(Stored data)
--- START ---
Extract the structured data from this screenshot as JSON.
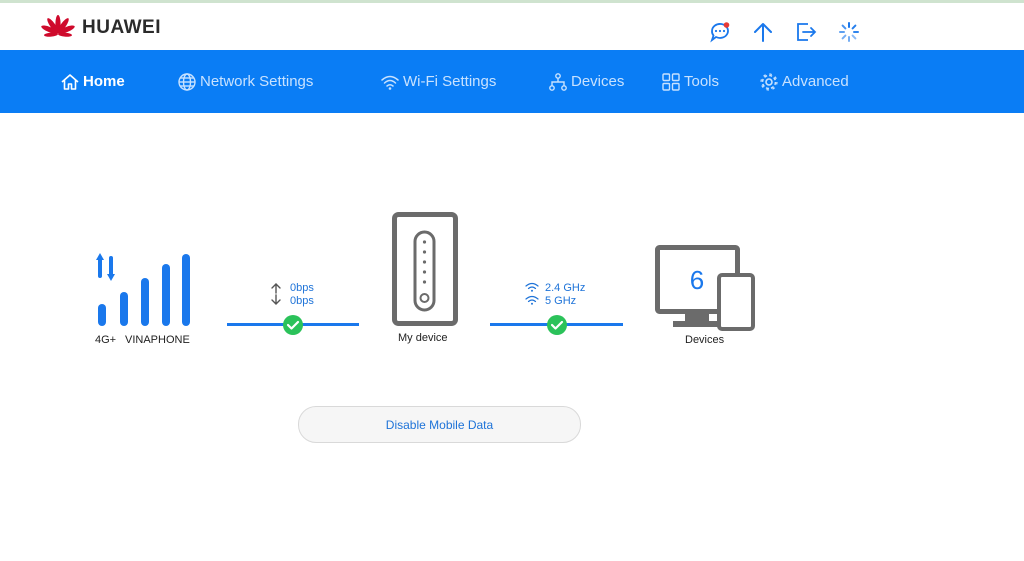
{
  "brand": {
    "name": "HUAWEI"
  },
  "header_icons": [
    "message-icon",
    "update-arrow-icon",
    "logout-icon",
    "loading-spinner-icon"
  ],
  "nav": {
    "items": [
      {
        "label": "Home",
        "icon": "home-icon",
        "active": true
      },
      {
        "label": "Network Settings",
        "icon": "globe-icon",
        "active": false
      },
      {
        "label": "Wi-Fi Settings",
        "icon": "wifi-icon",
        "active": false
      },
      {
        "label": "Devices",
        "icon": "devices-network-icon",
        "active": false
      },
      {
        "label": "Tools",
        "icon": "tools-grid-icon",
        "active": false
      },
      {
        "label": "Advanced",
        "icon": "gear-icon",
        "active": false
      }
    ]
  },
  "status": {
    "network_type": "4G+",
    "operator": "VINAPHONE",
    "upload_rate": "0bps",
    "download_rate": "0bps",
    "my_device_label": "My device",
    "wifi_band_1": "2.4 GHz",
    "wifi_band_2": "5 GHz",
    "devices_count": "6",
    "devices_label": "Devices"
  },
  "actions": {
    "disable_mobile_data": "Disable Mobile Data"
  },
  "colors": {
    "nav_bg": "#0a7df5",
    "accent_blue": "#1a78ec",
    "ok_green": "#2bc25a",
    "brand_red": "#cf0a2c",
    "device_gray": "#6b6b6b"
  }
}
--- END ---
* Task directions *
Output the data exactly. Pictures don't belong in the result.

* Solution to the problem *
Extract the structured data from this screenshot as JSON.
{
  "brand": {
    "name": "HUAWEI"
  },
  "header_icons": [
    "message-icon",
    "update-arrow-icon",
    "logout-icon",
    "loading-spinner-icon"
  ],
  "nav": {
    "items": [
      {
        "label": "Home",
        "icon": "home-icon",
        "active": true
      },
      {
        "label": "Network Settings",
        "icon": "globe-icon",
        "active": false
      },
      {
        "label": "Wi-Fi Settings",
        "icon": "wifi-icon",
        "active": false
      },
      {
        "label": "Devices",
        "icon": "devices-network-icon",
        "active": false
      },
      {
        "label": "Tools",
        "icon": "tools-grid-icon",
        "active": false
      },
      {
        "label": "Advanced",
        "icon": "gear-icon",
        "active": false
      }
    ]
  },
  "status": {
    "network_type": "4G+",
    "operator": "VINAPHONE",
    "upload_rate": "0bps",
    "download_rate": "0bps",
    "my_device_label": "My device",
    "wifi_band_1": "2.4 GHz",
    "wifi_band_2": "5 GHz",
    "devices_count": "6",
    "devices_label": "Devices"
  },
  "actions": {
    "disable_mobile_data": "Disable Mobile Data"
  },
  "colors": {
    "nav_bg": "#0a7df5",
    "accent_blue": "#1a78ec",
    "ok_green": "#2bc25a",
    "brand_red": "#cf0a2c",
    "device_gray": "#6b6b6b"
  }
}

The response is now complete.